Pockets serves 60 participants and their families. LAF serves more than 2,500 families living between Charleston and Hilton Head with a small team of only four people. They both could use volunteers in many positions.

“I am the only person in Beaufort County, so I rely on a whole lot of help, a lot of volunteers,” Townes said.

Townes said in January LAF will return to holding pizza socials for the siblings of those with autism.

“I came up with Pizza and Pops for children with autism and their dads, and also a separate session for autism siblings, for kids and teenagers who have a sibling with autism,” said Townes. “I did that because I have a 12-year-old with two brothers who have moderate and severe autism, and he needs support as much as the children with autism.”

She said there will also be Parents Night Out, a monthly respite opportunity. The three-hour program is held at the Sandbox at Tanger II Outlet.

LAF also provides family support services. “Basically we serve a family from the moment they suspect their child may have autism,” Townes said. “We hold their hand through the diagnosis and throughout their life, getting them connected with every possible resources.”

Pockets, in its sixth year, currently operates a micro-business of screen-printing. During the pandemic, they began a pen pal program, and delivered care packages of craft items so members could go to their home and still be doing things staying connected to the Pockets program.

“We try to create and make things, and we’re out in markets selling our items. So you’re basically buying our things and the money is going back into the program,” said Bartholomew.

Making pizza together at Local Pie is a special way the two organizations work together. “This is just one little piece of what we do as an organization,” Bartholomew said. “We love collaborating. It’s vital to our community and both our organizations, even though LAF is serving children and we serve adults.”

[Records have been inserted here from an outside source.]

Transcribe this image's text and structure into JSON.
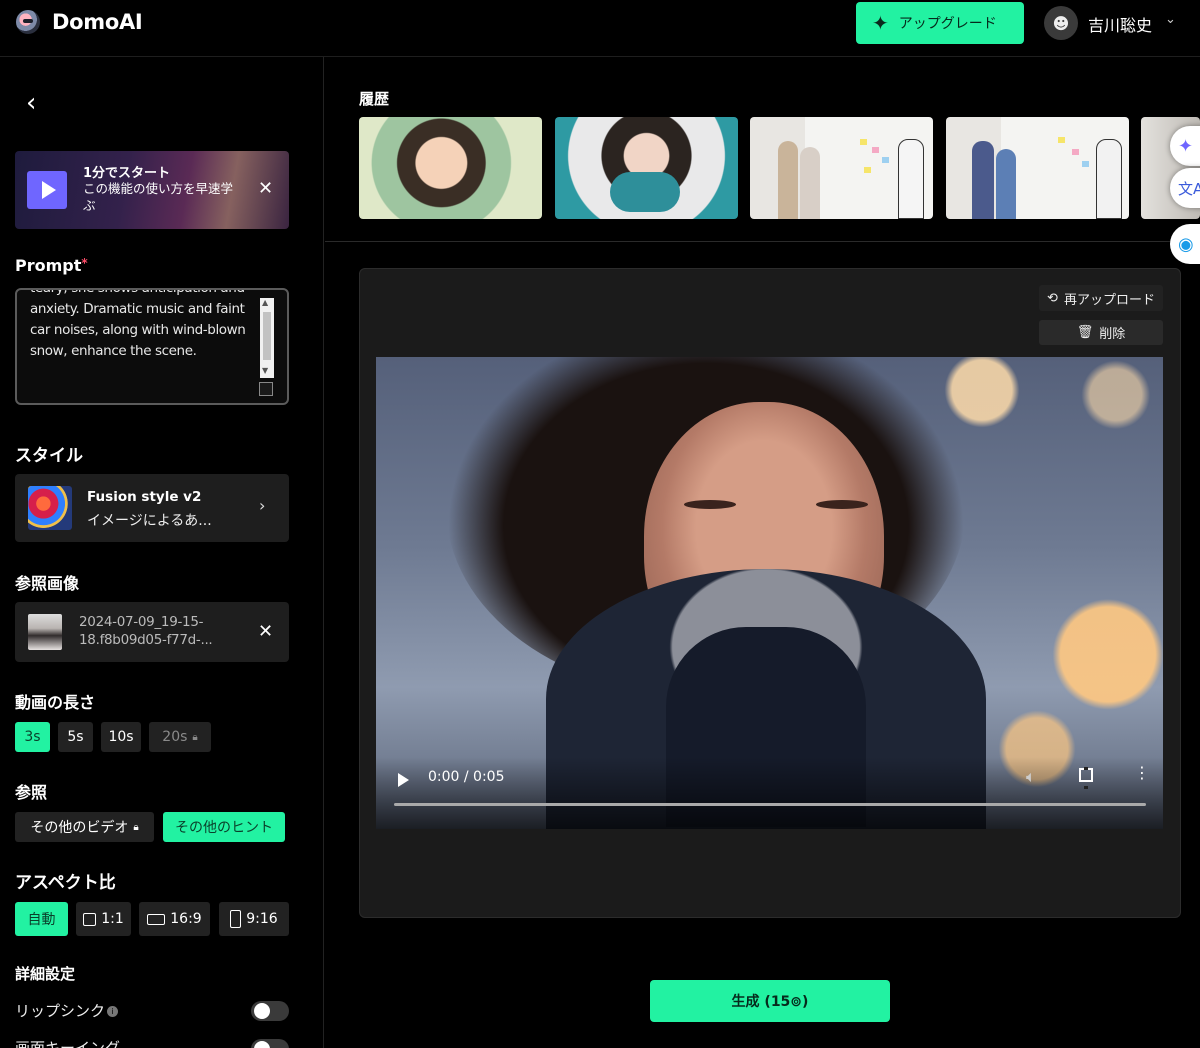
{
  "header": {
    "brand": "DomoAI",
    "upgrade_label": "アップグレード",
    "username": "吉川聡史"
  },
  "sidebar": {
    "quickstart": {
      "title": "1分でスタート",
      "desc": "この機能の使い方を早速学ぶ"
    },
    "prompt": {
      "label": "Prompt",
      "required_mark": "*",
      "text": "teary, she shows anticipation and anxiety. Dramatic music and faint car noises, along with wind-blown snow, enhance the scene."
    },
    "style": {
      "label": "スタイル",
      "name": "Fusion style v2",
      "desc": "イメージによるあ..."
    },
    "reference_image": {
      "label": "参照画像",
      "filename": "2024-07-09_19-15-18.f8b09d05-f77d-..."
    },
    "duration": {
      "label": "動画の長さ",
      "options": [
        "3s",
        "5s",
        "10s",
        "20s"
      ],
      "selected": "3s"
    },
    "reference": {
      "label": "参照",
      "options": [
        "その他のビデオ",
        "その他のヒント"
      ],
      "selected": "その他のヒント"
    },
    "aspect": {
      "label": "アスペクト比",
      "options": [
        "自動",
        "1:1",
        "16:9",
        "9:16"
      ],
      "selected": "自動"
    },
    "details": {
      "label": "詳細設定",
      "lipsync_label": "リップシンク",
      "next_label": "画面キーイング"
    }
  },
  "main": {
    "history_label": "履歴",
    "reupload_label": "再アップロード",
    "delete_label": "削除",
    "video_time": "0:00 / 0:05",
    "generate_label": "生成 (15⊚)"
  },
  "colors": {
    "accent": "#22f2a2",
    "quickstart_play": "#6f66ff"
  }
}
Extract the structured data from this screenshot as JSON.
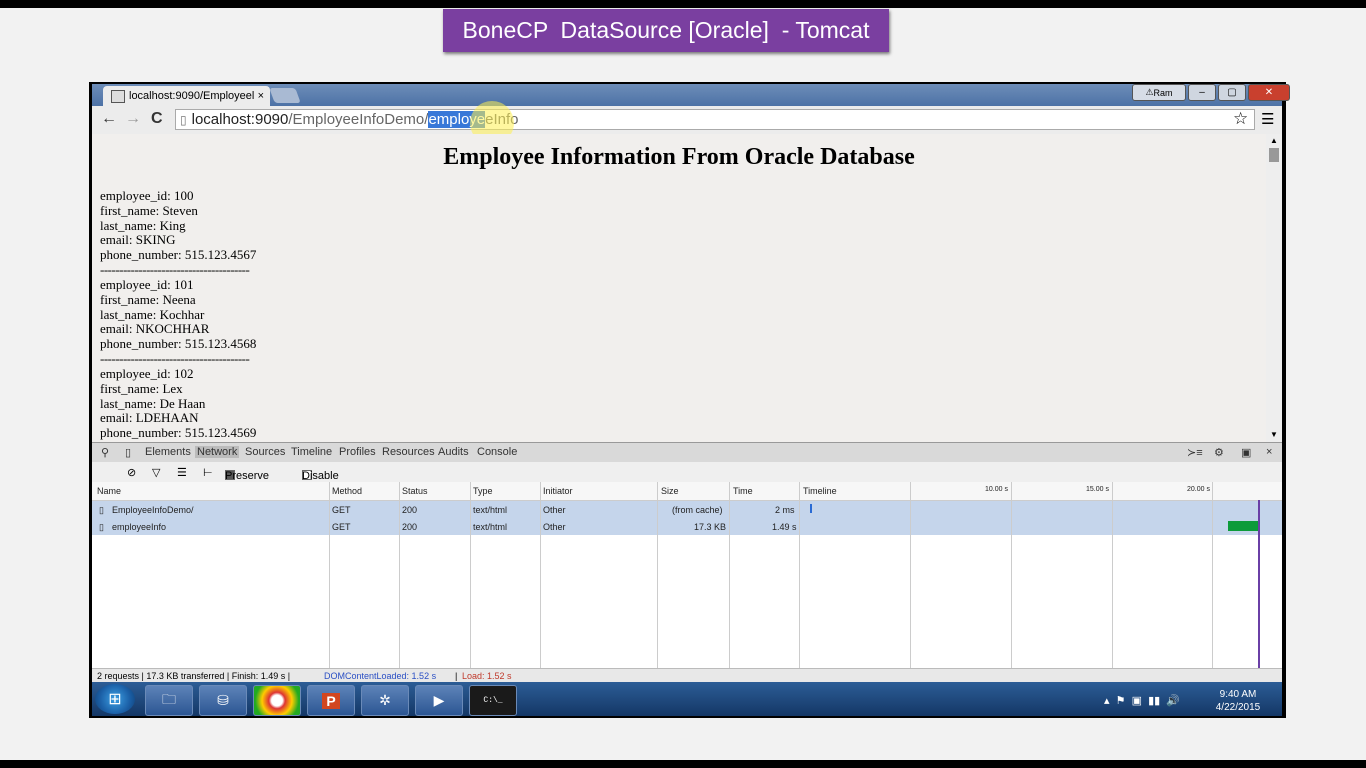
{
  "banner": {
    "title": "BoneCP  DataSource [Oracle]  - Tomcat"
  },
  "browser": {
    "tab_title": "localhost:9090/Employeel",
    "tab_close": "×",
    "user_label": "Ram",
    "window_controls": {
      "minimize": "–",
      "maximize": "▢",
      "close": "✕"
    },
    "back": "←",
    "forward": "→",
    "reload": "C",
    "url": {
      "host": "localhost:9090",
      "path": "/EmployeeInfoDemo/",
      "selected": "employe",
      "rest": "eInfo"
    }
  },
  "page": {
    "heading": "Employee Information From Oracle Database",
    "separator": "---------------------------------------",
    "employees": [
      {
        "id": "employee_id: 100",
        "first": "first_name: Steven",
        "last": "last_name: King",
        "email": "email: SKING",
        "phone": "phone_number: 515.123.4567"
      },
      {
        "id": "employee_id: 101",
        "first": "first_name: Neena",
        "last": "last_name: Kochhar",
        "email": "email: NKOCHHAR",
        "phone": "phone_number: 515.123.4568"
      },
      {
        "id": "employee_id: 102",
        "first": "first_name: Lex",
        "last": "last_name: De Haan",
        "email": "email: LDEHAAN",
        "phone": "phone_number: 515.123.4569"
      }
    ]
  },
  "devtools": {
    "tabs": [
      "Elements",
      "Network",
      "Sources",
      "Timeline",
      "Profiles",
      "Resources",
      "Audits",
      "Console"
    ],
    "active_tab": "Network",
    "preserve_log": "Preserve log",
    "disable_cache": "Disable cache",
    "columns": [
      "Name",
      "Method",
      "Status",
      "Type",
      "Initiator",
      "Size",
      "Time",
      "Timeline"
    ],
    "timeline_ticks": [
      "10.00 s",
      "15.00 s",
      "20.00 s"
    ],
    "rows": [
      {
        "name": "EmployeeInfoDemo/",
        "method": "GET",
        "status": "200",
        "type": "text/html",
        "initiator": "Other",
        "size": "(from cache)",
        "time": "2 ms"
      },
      {
        "name": "employeeInfo",
        "method": "GET",
        "status": "200",
        "type": "text/html",
        "initiator": "Other",
        "size": "17.3 KB",
        "time": "1.49 s"
      }
    ],
    "status": {
      "summary": "2 requests  |  17.3 KB transferred  |  Finish: 1.49 s  |",
      "dom": "DOMContentLoaded: 1.52 s",
      "sep": "|",
      "load": "Load: 1.52 s",
      "dom_color": "#2a4fc4",
      "load_color": "#c0392b"
    }
  },
  "taskbar": {
    "apps": [
      "folder-icon",
      "network-icon",
      "chrome-icon",
      "powerpoint-icon",
      "app-icon",
      "media-icon",
      "cmd-icon"
    ],
    "cmd_label": "C:\\_",
    "time": "9:40 AM",
    "date": "4/22/2015"
  }
}
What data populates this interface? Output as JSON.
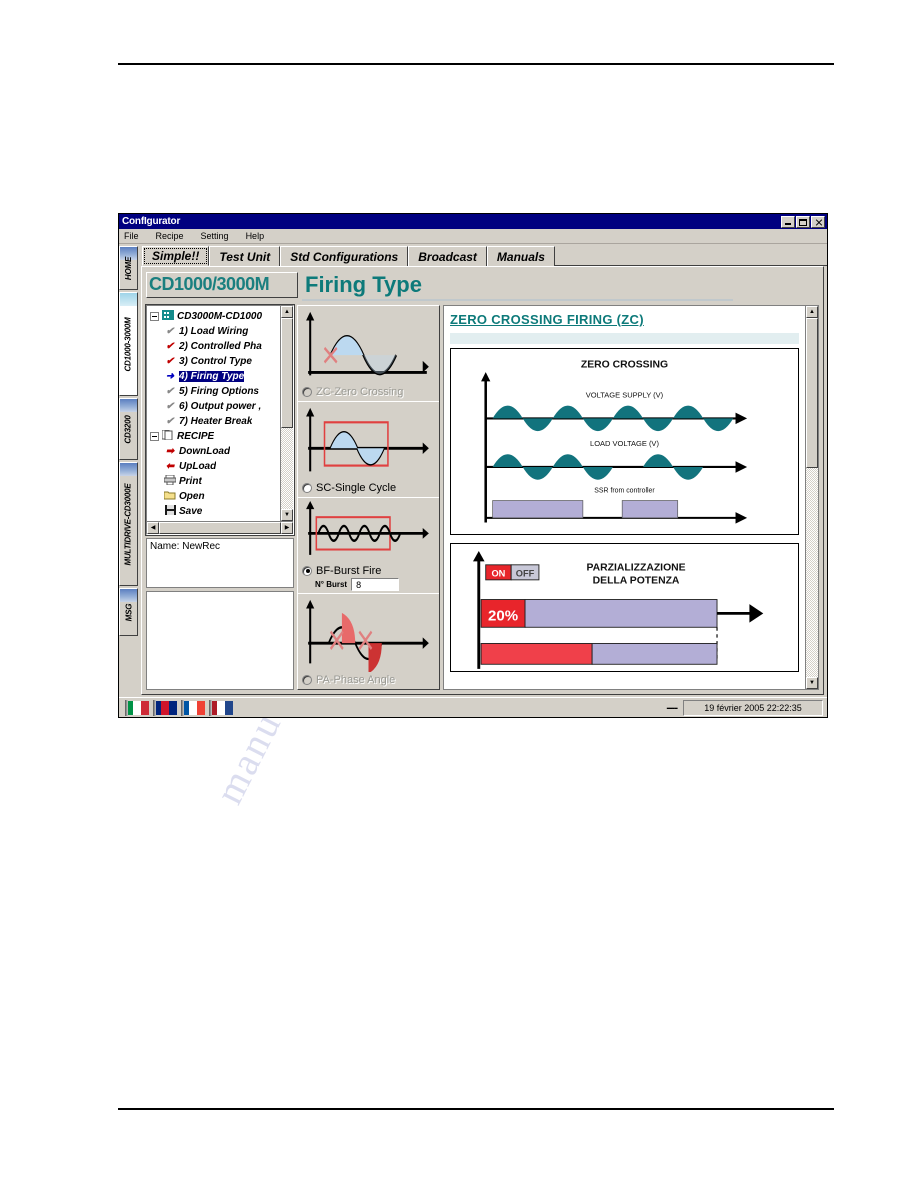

The proof in collaborating is in the pizzas, the party and partnerships.

“When you walk in the door of Local Pie, it’s a happening place and it’s lots of fun, but after you’re there for a while, the real fun is happening upstairs, and the staff and all want to be up there, too,” Bartholomew said. “And when you walk out, the people downstairs know there’s something special happening upstairs. It’s pretty magical.”

For more information on Lowcountry Autism Foundation, email, call 843-800-7171, ext. 3 or visit

For more information about Pockets Full of Sunshine, visit

Gwyneth J. Saunders is a veteran journalist and freelance writer living in Bluffton.